For a time space travel was everything in the Soviet Union, the land of shortages—more important than food, more attainable than shoes. Yuri Gagarin, who in 1961 became the first man in space, was a rock star, heartthrob, and god rolled into one. In fact, the program remained one of the country’s few points of pride even as the monuments to it fell into disrepair.
The most emblematic of these monuments is the Memorial Museum of Cosmonautics and its 328-foot titanium rocket–tipped spire. As the attraction lost its luster, it became popular not with museumgoers but with skateboarders.

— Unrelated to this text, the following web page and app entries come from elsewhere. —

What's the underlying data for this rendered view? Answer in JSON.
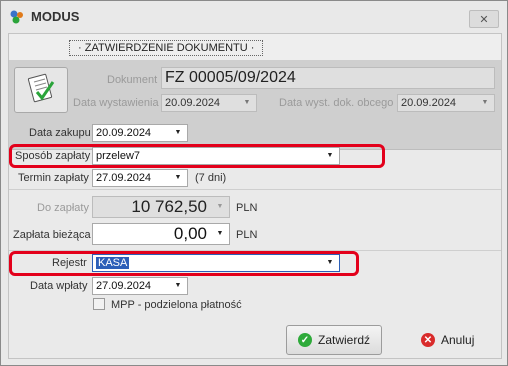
{
  "window": {
    "title": "MODUS",
    "close_glyph": "✕"
  },
  "header": {
    "doc_title": "ZATWIERDZENIE DOKUMENTU"
  },
  "document": {
    "label": "Dokument",
    "value": "FZ 00005/09/2024",
    "issue_date_label": "Data wystawienia",
    "issue_date": "20.09.2024",
    "foreign_date_label": "Data wyst. dok. obcego",
    "foreign_date": "20.09.2024"
  },
  "form": {
    "purchase_date_label": "Data zakupu",
    "purchase_date": "20.09.2024",
    "payment_method_label": "Sposób zapłaty",
    "payment_method": "przelew7",
    "payment_term_label": "Termin zapłaty",
    "payment_term": "27.09.2024",
    "payment_term_days": "(7 dni)",
    "to_pay_label": "Do zapłaty",
    "to_pay": "10 762,50",
    "to_pay_currency": "PLN",
    "current_payment_label": "Zapłata bieżąca",
    "current_payment": "0,00",
    "current_payment_currency": "PLN",
    "register_label": "Rejestr",
    "register": "KASA",
    "payment_date_label": "Data wpłaty",
    "payment_date": "27.09.2024",
    "split_payment_label": "MPP - podzielona płatność",
    "split_payment_checked": false
  },
  "buttons": {
    "confirm": "Zatwierdź",
    "cancel": "Anuluj"
  },
  "colors": {
    "highlight": "#e3001b",
    "selection": "#2c5fb8",
    "confirm_icon": "#2eaa3a",
    "cancel_icon": "#d92b2b"
  },
  "icons": [
    "app-icon",
    "close-icon",
    "document-check-icon",
    "dropdown-arrow-icon",
    "check-circle-icon",
    "cancel-circle-icon"
  ]
}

Happily, those of us with fond memories of the canines Belka and Strelka (the first earthlings to return from space) can take heart: The museum is set to reopen by early 2008 after an expansion and extensive renovations. A poignant testament to the space dogs is here, as are some moon rocks, Gagarin’s reentry capsule, and many other items that make up a mother lode of space memorabilia. At 111 Prospekt Mira; 7-495/602-2073.